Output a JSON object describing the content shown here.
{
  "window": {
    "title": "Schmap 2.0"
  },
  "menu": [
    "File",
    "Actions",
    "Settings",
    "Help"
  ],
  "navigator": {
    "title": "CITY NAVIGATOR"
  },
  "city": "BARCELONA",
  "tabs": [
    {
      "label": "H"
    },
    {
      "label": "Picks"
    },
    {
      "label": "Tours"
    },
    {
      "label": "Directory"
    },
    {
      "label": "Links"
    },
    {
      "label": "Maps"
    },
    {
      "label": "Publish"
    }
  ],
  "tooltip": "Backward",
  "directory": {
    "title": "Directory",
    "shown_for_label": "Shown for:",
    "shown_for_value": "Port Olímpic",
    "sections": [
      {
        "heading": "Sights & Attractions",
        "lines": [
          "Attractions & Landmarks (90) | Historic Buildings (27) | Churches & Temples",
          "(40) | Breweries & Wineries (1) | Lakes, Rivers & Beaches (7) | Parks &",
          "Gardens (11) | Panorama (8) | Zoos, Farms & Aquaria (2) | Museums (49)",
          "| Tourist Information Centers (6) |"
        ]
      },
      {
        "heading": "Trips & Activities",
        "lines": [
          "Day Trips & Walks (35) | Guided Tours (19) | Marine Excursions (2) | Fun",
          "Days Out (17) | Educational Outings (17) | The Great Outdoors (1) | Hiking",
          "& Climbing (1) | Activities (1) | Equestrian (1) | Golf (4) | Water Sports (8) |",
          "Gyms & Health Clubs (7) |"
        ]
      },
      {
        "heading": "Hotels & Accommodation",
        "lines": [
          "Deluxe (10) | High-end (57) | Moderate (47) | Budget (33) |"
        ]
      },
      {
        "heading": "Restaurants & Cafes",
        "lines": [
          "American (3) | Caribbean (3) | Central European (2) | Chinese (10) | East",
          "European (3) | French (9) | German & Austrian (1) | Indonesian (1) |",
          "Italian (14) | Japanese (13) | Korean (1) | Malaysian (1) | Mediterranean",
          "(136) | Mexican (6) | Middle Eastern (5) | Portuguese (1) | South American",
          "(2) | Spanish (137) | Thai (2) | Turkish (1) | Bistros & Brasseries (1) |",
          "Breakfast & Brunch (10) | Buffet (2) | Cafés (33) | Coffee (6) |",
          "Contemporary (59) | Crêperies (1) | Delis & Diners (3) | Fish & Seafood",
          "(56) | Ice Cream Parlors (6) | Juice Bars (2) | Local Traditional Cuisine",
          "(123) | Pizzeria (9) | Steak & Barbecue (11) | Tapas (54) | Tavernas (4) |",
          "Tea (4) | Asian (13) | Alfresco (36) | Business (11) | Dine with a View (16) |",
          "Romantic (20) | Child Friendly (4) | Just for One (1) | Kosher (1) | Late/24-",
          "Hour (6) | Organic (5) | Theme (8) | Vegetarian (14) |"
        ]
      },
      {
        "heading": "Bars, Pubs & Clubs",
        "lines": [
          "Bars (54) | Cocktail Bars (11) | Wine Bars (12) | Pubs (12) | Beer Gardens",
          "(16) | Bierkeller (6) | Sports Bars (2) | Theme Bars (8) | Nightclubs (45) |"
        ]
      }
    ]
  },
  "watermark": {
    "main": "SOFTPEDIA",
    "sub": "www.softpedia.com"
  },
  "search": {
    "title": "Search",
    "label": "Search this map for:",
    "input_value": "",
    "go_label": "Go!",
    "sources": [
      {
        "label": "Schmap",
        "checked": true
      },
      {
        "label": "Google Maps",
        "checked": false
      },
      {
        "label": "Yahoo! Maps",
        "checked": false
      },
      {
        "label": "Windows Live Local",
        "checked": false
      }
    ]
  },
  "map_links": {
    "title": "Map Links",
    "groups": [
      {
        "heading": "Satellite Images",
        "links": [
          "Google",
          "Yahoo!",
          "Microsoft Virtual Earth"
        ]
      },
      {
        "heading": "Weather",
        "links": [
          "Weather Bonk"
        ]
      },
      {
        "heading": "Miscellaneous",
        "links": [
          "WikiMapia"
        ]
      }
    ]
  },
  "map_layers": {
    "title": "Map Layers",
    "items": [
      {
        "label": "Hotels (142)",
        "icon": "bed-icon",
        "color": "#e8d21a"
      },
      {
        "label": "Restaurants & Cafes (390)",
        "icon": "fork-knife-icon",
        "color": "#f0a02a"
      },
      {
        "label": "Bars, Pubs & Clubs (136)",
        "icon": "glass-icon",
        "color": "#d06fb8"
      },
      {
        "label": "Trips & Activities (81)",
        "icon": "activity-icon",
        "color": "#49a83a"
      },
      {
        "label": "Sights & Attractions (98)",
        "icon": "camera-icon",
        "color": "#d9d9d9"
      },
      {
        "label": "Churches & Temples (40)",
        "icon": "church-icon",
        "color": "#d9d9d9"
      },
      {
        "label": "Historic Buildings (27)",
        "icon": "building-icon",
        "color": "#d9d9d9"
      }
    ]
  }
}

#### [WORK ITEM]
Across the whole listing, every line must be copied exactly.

#### [OUTPUT FOR THIS EXERCISE]
Output a JSON object describing the content shown here.
{
  "window": {
    "title": "Schmap 2.0"
  },
  "menu": [
    "File",
    "Actions",
    "Settings",
    "Help"
  ],
  "navigator": {
    "title": "CITY NAVIGATOR"
  },
  "city": "BARCELONA",
  "tabs": [
    {
      "label": "H"
    },
    {
      "label": "Picks"
    },
    {
      "label": "Tours"
    },
    {
      "label": "Directory"
    },
    {
      "label": "Links"
    },
    {
      "label": "Maps"
    },
    {
      "label": "Publish"
    }
  ],
  "tooltip": "Backward",
  "directory": {
    "title": "Directory",
    "shown_for_label": "Shown for:",
    "shown_for_value": "Port Olímpic",
    "sections": [
      {
        "heading": "Sights & Attractions",
        "lines": [
          "Attractions & Landmarks (90) | Historic Buildings (27) | Churches & Temples",
          "(40) | Breweries & Wineries (1) | Lakes, Rivers & Beaches (7) | Parks &",
          "Gardens (11) | Panorama (8) | Zoos, Farms & Aquaria (2) | Museums (49)",
          "| Tourist Information Centers (6) |"
        ]
      },
      {
        "heading": "Trips & Activities",
        "lines": [
          "Day Trips & Walks (35) | Guided Tours (19) | Marine Excursions (2) | Fun",
          "Days Out (17) | Educational Outings (17) | The Great Outdoors (1) | Hiking",
          "& Climbing (1) | Activities (1) | Equestrian (1) | Golf (4) | Water Sports (8) |",
          "Gyms & Health Clubs (7) |"
        ]
      },
      {
        "heading": "Hotels & Accommodation",
        "lines": [
          "Deluxe (10) | High-end (57) | Moderate (47) | Budget (33) |"
        ]
      },
      {
        "heading": "Restaurants & Cafes",
        "lines": [
          "American (3) | Caribbean (3) | Central European (2) | Chinese (10) | East",
          "European (3) | French (9) | German & Austrian (1) | Indonesian (1) |",
          "Italian (14) | Japanese (13) | Korean (1) | Malaysian (1) | Mediterranean",
          "(136) | Mexican (6) | Middle Eastern (5) | Portuguese (1) | South American",
          "(2) | Spanish (137) | Thai (2) | Turkish (1) | Bistros & Brasseries (1) |",
          "Breakfast & Brunch (10) | Buffet (2) | Cafés (33) | Coffee (6) |",
          "Contemporary (59) | Crêperies (1) | Delis & Diners (3) | Fish & Seafood",
          "(56) | Ice Cream Parlors (6) | Juice Bars (2) | Local Traditional Cuisine",
          "(123) | Pizzeria (9) | Steak & Barbecue (11) | Tapas (54) | Tavernas (4) |",
          "Tea (4) | Asian (13) | Alfresco (36) | Business (11) | Dine with a View (16) |",
          "Romantic (20) | Child Friendly (4) | Just for One (1) | Kosher (1) | Late/24-",
          "Hour (6) | Organic (5) | Theme (8) | Vegetarian (14) |"
        ]
      },
      {
        "heading": "Bars, Pubs & Clubs",
        "lines": [
          "Bars (54) | Cocktail Bars (11) | Wine Bars (12) | Pubs (12) | Beer Gardens",
          "(16) | Bierkeller (6) | Sports Bars (2) | Theme Bars (8) | Nightclubs (45) |"
        ]
      }
    ]
  },
  "watermark": {
    "main": "SOFTPEDIA",
    "sub": "www.softpedia.com"
  },
  "search": {
    "title": "Search",
    "label": "Search this map for:",
    "input_value": "",
    "go_label": "Go!",
    "sources": [
      {
        "label": "Schmap",
        "checked": true
      },
      {
        "label": "Google Maps",
        "checked": false
      },
      {
        "label": "Yahoo! Maps",
        "checked": false
      },
      {
        "label": "Windows Live Local",
        "checked": false
      }
    ]
  },
  "map_links": {
    "title": "Map Links",
    "groups": [
      {
        "heading": "Satellite Images",
        "links": [
          "Google",
          "Yahoo!",
          "Microsoft Virtual Earth"
        ]
      },
      {
        "heading": "Weather",
        "links": [
          "Weather Bonk"
        ]
      },
      {
        "heading": "Miscellaneous",
        "links": [
          "WikiMapia"
        ]
      }
    ]
  },
  "map_layers": {
    "title": "Map Layers",
    "items": [
      {
        "label": "Hotels (142)",
        "icon": "bed-icon",
        "color": "#e8d21a"
      },
      {
        "label": "Restaurants & Cafes (390)",
        "icon": "fork-knife-icon",
        "color": "#f0a02a"
      },
      {
        "label": "Bars, Pubs & Clubs (136)",
        "icon": "glass-icon",
        "color": "#d06fb8"
      },
      {
        "label": "Trips & Activities (81)",
        "icon": "activity-icon",
        "color": "#49a83a"
      },
      {
        "label": "Sights & Attractions (98)",
        "icon": "camera-icon",
        "color": "#d9d9d9"
      },
      {
        "label": "Churches & Temples (40)",
        "icon": "church-icon",
        "color": "#d9d9d9"
      },
      {
        "label": "Historic Buildings (27)",
        "icon": "building-icon",
        "color": "#d9d9d9"
      }
    ]
  }
}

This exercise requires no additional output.